The Myth of Ten Best Days
About once a year, I have to address the issue of chasing the "10 Best Days" of the year. The financial media regurgitates this same analysis whenever there is a market correction. "If an investor were to simply miss the 10 best days in the market, they would have shed over 50% of their end portfolio value. However, as Paul Harvey used to quip, "In a moment…the rest of the story." Here is the problem with the analysis. What about the losing days? While those doing the analysis do mention the losing days, they dismiss the impact. Here is the "rest of the story" from Statista. "Over the last 20 years, seven of the 10 best days happened when the market was in bear market territory. Adding to this, many of the best days take place shortly after the worst days." The statement is correct, as the S&P 500's largest percentage gain days tend to occur in clusters during the worst of times for investors. As a strategy, buy and hold works great in a long-term rising bull market. However, "buy and hold" generally fails as a strategy during a bear market for a straightforward reason: Psychology. This is why investors should follow an investment discipline or strategy that mitigates volatility to avoid being put into a situation where "panic selling" becomes an issue. Let me be clear. An investment discipline does not guarantee your portfolio against losses if the market declines. However, a solid investment discipline will work to minimize the damage to a recoverable state. So, what about missing the "10-Worst Days?" How important is this? Over an investing period of about 40 years, missing the "10 Best Days" would cost you about 50% of your capital gains. But successfully avoiding the "10-Worst Days" would have led to 250% gains over "buy and hold." Avoiding significant drawdowns in the market is critical to long-term investment success. Obviously, if you are not spending the bulk of your time making up previous losses, more time is spent compounding invested dollars towards long-term goals.

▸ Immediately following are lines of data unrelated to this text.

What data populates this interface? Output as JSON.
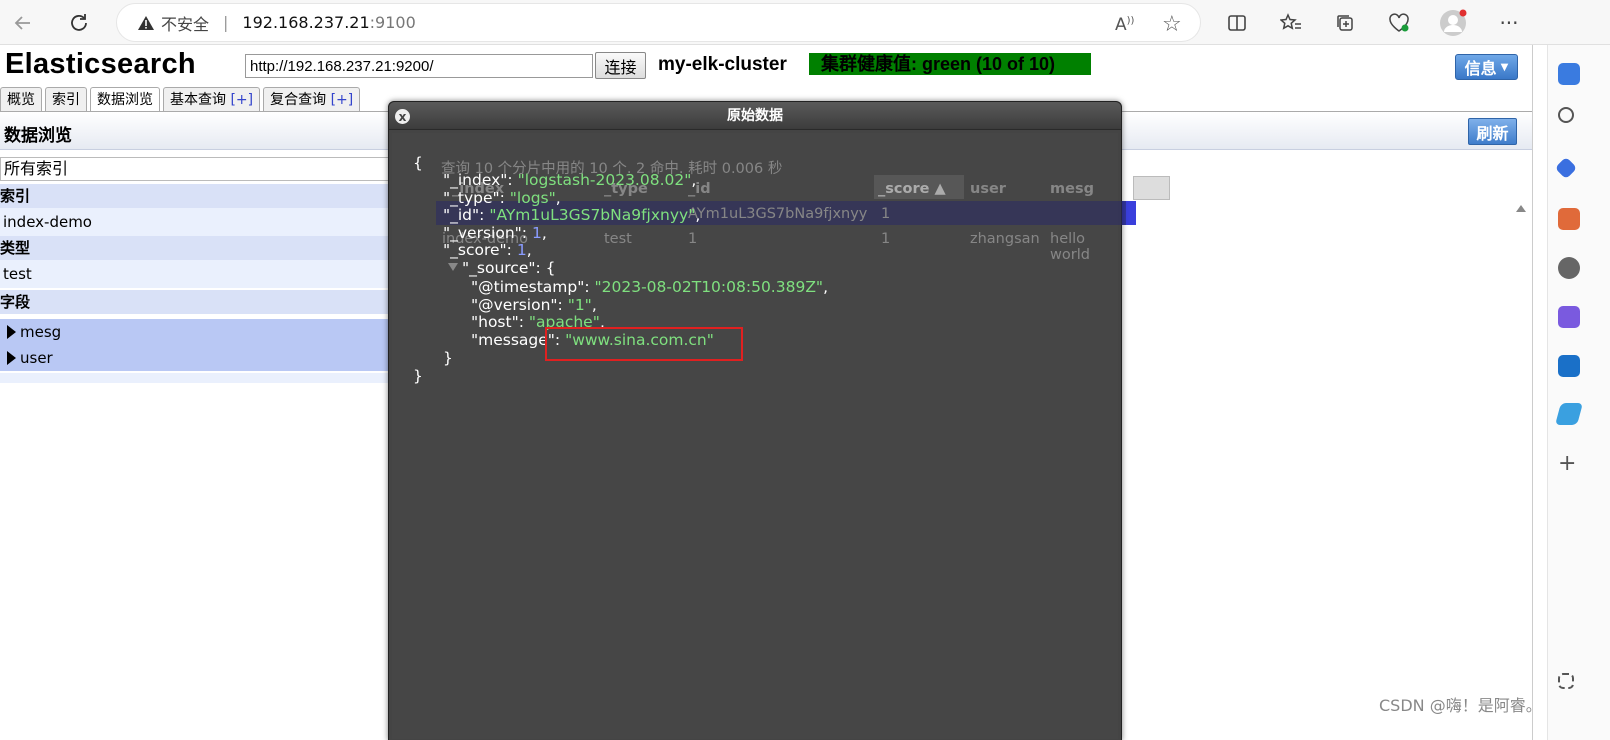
{
  "browser": {
    "security_label": "不安全",
    "address_host": "192.168.237.21",
    "address_port": ":9100"
  },
  "app": {
    "brand": "Elasticsearch",
    "url_value": "http://192.168.237.21:9200/",
    "connect_label": "连接",
    "cluster_name": "my-elk-cluster",
    "health_text": "集群健康值: green (10 of 10)",
    "health_color": "#008000",
    "info_label": "信息",
    "refresh_label": "刷新",
    "section_title": "数据浏览"
  },
  "tabs": [
    {
      "label": "概览",
      "plus": ""
    },
    {
      "label": "索引",
      "plus": ""
    },
    {
      "label": "数据浏览",
      "plus": ""
    },
    {
      "label": "基本查询 ",
      "plus": "[+]"
    },
    {
      "label": "复合查询 ",
      "plus": "[+]"
    }
  ],
  "filter": {
    "index_select": "所有索引",
    "index_header": "索引",
    "index_value": "index-demo",
    "type_header": "类型",
    "type_value": "test",
    "field_header": "字段",
    "fields": [
      "mesg",
      "user"
    ]
  },
  "results": {
    "summary": "查询 10 个分片中用的 10 个. 2 命中. 耗时 0.006 秒",
    "columns": [
      "_index",
      "_type",
      "_id",
      "_score ▲",
      "user",
      "mesg"
    ],
    "row1": {
      "id": "AYm1uL3GS7bNa9fjxnyy",
      "score": "1"
    },
    "row2": {
      "index": "index-demo",
      "type": "test",
      "id": "1",
      "score": "1",
      "user": "zhangsan",
      "mesg": "hello world"
    }
  },
  "modal": {
    "title": "原始数据",
    "close": "x",
    "lines": {
      "open": "{",
      "index_k": "\"_index\": ",
      "index_v": "\"logstash-2023.08.02\"",
      "type_k": "\"_type\": ",
      "type_v": "\"logs\"",
      "id_k": "\"_id\": ",
      "id_v": "\"AYm1uL3GS7bNa9fjxnyy\"",
      "version_k": "\"_version\": ",
      "version_v": "1",
      "score_k": "\"_score\": ",
      "score_v": "1",
      "source_k": "\"_source\": {",
      "ts_k": "\"@timestamp\": ",
      "ts_v": "\"2023-08-02T10:08:50.389Z\"",
      "ver_k": "\"@version\": ",
      "ver_v": "\"1\"",
      "host_k": "\"host\": ",
      "host_v": "\"apache\"",
      "msg_k": "\"message\": ",
      "msg_v": "\"www.sina.com.cn\"",
      "inner_close": "}",
      "close": "}"
    }
  },
  "watermark": "CSDN @嗨！是阿睿。"
}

The finance industry doesn't tell you the other half of the story because it is not profitable for them. The finance industry makes money when you are invested, not in cash. "I do not strictly endorse 'market timing,' which is specifically being 'all-in' or 'all-out' of the market at any given time. The problem with market timing is consistency." Being all in or out of the market will eventually put you on the wrong side of the "trade." Such then leads to a host of other problems. Furthermore, ask yourself why no "great investors" in history employed "buy and hold" as an investment strategy. Even the great Warren Buffett occasionally sells investments. True investors will buy when they see value and sell when value no longer exists. Will such a method always be right? Absolutely not. However, can such a method reduce the risk of damaging capital losses? Absolutely. Hold the cash raised from these activities until the next buying opportunity occurs. Use some measures, fundamental or technical, to reduce portfolio risk by taking profits as prices/valuations rise, or vice versa. The long-term results of avoiding periods of severe capital loss will outweigh missed short-term gains. Minor adjustments can have a significant impact over the long run. There is little point in trying to catch each twist and turn of the market. But that also doesn't mean you must be passive and let it wash all over you. It may not be possible to "time" the market, but it is possible to reach intelligent conclusions about whether the market offers good value for investors.